[Items from an interface collection]
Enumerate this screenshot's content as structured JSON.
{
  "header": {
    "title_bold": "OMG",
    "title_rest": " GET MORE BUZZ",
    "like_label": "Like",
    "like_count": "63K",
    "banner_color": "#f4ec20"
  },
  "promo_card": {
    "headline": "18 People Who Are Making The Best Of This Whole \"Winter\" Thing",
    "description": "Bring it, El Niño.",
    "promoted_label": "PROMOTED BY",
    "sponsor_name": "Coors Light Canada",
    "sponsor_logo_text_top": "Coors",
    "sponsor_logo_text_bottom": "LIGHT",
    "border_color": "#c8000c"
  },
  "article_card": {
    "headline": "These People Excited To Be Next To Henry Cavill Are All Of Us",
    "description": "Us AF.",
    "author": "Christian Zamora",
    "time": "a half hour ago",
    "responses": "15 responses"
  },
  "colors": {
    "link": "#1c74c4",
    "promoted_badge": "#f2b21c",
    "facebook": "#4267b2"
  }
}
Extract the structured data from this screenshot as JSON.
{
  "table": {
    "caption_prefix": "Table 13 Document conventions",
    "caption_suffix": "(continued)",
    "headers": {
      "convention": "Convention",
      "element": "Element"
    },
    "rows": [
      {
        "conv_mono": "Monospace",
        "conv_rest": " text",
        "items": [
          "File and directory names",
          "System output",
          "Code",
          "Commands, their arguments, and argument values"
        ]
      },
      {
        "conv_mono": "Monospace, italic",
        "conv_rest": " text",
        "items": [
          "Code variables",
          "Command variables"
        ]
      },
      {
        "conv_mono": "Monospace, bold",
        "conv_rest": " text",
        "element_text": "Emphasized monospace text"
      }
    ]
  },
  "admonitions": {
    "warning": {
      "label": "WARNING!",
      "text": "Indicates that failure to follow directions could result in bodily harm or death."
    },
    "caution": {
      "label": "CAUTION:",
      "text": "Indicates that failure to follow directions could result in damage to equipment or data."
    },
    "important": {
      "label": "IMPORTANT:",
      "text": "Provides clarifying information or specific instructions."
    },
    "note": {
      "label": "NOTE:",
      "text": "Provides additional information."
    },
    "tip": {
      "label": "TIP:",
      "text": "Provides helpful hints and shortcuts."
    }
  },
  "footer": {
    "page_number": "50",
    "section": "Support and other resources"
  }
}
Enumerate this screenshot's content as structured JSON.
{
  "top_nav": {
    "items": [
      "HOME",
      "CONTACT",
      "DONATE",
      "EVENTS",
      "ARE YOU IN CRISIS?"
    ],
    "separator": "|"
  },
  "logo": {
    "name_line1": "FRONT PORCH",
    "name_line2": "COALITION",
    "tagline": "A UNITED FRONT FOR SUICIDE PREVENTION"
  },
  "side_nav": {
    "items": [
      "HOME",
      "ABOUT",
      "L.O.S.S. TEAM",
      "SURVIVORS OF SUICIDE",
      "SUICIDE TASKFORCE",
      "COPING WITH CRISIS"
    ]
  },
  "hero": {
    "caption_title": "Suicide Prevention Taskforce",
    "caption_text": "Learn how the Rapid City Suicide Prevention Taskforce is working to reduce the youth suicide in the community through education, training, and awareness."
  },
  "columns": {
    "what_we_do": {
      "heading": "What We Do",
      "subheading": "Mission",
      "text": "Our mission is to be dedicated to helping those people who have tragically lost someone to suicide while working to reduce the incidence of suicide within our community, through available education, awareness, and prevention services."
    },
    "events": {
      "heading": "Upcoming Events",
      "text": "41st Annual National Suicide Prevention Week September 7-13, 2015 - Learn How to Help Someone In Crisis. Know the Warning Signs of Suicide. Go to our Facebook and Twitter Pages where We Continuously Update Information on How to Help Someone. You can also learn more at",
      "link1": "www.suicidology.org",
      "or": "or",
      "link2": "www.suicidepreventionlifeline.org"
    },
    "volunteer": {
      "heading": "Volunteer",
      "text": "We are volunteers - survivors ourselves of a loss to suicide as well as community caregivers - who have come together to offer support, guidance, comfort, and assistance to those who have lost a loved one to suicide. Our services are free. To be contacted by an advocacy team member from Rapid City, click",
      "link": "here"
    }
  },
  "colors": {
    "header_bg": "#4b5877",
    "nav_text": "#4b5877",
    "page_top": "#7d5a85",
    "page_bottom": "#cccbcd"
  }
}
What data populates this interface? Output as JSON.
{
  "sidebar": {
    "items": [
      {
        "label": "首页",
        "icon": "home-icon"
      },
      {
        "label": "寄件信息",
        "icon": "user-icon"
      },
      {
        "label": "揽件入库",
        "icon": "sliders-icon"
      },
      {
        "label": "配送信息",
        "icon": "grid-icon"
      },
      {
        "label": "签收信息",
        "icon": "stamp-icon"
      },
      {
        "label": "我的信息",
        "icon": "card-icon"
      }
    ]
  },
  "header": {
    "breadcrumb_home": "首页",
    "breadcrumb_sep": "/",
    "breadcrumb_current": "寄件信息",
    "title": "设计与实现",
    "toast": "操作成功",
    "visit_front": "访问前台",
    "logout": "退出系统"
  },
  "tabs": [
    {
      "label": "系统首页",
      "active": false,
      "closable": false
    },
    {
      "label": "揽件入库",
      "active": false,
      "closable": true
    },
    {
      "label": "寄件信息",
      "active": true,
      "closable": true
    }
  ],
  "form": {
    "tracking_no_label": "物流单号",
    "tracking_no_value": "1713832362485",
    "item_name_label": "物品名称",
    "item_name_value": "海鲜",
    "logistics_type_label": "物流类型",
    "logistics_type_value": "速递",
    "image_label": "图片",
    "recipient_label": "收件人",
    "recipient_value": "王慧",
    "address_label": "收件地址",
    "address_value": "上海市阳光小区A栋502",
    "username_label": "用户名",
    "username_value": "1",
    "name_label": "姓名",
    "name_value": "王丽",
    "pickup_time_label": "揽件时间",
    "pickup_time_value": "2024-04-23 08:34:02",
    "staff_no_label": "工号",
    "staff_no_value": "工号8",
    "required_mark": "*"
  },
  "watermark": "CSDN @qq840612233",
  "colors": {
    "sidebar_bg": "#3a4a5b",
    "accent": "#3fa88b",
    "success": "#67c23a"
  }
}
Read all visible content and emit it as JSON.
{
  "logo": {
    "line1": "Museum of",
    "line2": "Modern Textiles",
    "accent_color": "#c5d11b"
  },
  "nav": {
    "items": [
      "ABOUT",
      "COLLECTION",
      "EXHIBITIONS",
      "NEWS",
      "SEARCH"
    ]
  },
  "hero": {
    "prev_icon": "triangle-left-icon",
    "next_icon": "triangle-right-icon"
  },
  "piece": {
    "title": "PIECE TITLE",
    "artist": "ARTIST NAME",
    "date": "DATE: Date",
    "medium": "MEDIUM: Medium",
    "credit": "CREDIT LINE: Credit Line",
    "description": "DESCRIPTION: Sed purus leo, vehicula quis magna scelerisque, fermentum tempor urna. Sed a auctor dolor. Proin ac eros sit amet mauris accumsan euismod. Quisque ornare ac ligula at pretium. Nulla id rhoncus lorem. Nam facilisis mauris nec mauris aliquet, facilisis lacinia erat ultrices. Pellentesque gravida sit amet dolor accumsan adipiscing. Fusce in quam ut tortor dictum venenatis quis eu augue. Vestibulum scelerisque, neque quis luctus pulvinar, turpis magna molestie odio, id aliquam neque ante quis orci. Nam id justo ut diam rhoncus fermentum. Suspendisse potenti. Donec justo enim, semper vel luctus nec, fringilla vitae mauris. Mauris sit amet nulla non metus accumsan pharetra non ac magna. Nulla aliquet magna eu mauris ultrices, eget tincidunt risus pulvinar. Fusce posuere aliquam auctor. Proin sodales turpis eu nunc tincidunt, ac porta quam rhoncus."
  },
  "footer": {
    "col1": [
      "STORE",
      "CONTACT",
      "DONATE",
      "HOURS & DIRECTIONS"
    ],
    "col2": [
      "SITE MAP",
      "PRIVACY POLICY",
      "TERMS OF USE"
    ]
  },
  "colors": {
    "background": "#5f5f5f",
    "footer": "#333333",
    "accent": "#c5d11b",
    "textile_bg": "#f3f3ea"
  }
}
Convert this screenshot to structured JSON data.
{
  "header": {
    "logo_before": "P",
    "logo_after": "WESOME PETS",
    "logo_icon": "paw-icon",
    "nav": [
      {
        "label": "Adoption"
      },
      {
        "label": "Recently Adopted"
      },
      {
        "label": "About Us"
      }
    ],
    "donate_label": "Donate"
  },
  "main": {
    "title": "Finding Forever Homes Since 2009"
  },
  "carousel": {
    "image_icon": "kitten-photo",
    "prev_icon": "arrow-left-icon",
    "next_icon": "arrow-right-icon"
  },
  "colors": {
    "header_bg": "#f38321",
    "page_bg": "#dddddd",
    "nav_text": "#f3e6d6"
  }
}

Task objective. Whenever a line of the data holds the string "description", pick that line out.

Answer box.
    "description": "Bring it, El Niño.",
    "description": "Us AF.",
    "description": "DESCRIPTION: Sed purus leo, vehicula quis magna scelerisque, fermentum tempor urna. Sed a auctor dolor. Proin ac eros sit amet mauris accumsan euismod. Quisque ornare ac ligula at pretium. Nulla id rhoncus lorem. Nam facilisis mauris nec mauris aliquet, facilisis lacinia erat ultrices. Pellentesque gravida sit amet dolor accumsan adipiscing. Fusce in quam ut tortor dictum venenatis quis eu augue. Vestibulum scelerisque, neque quis luctus pulvinar, turpis magna molestie odio, id aliquam neque ante quis orci. Nam id justo ut diam rhoncus fermentum. Suspendisse potenti. Donec justo enim, semper vel luctus nec, fringilla vitae mauris. Mauris sit amet nulla non metus accumsan pharetra non ac magna. Nulla aliquet magna eu mauris ultrices, eget tincidunt risus pulvinar. Fusce posuere aliquam auctor. Proin sodales turpis eu nunc tincidunt, ac porta quam rhoncus."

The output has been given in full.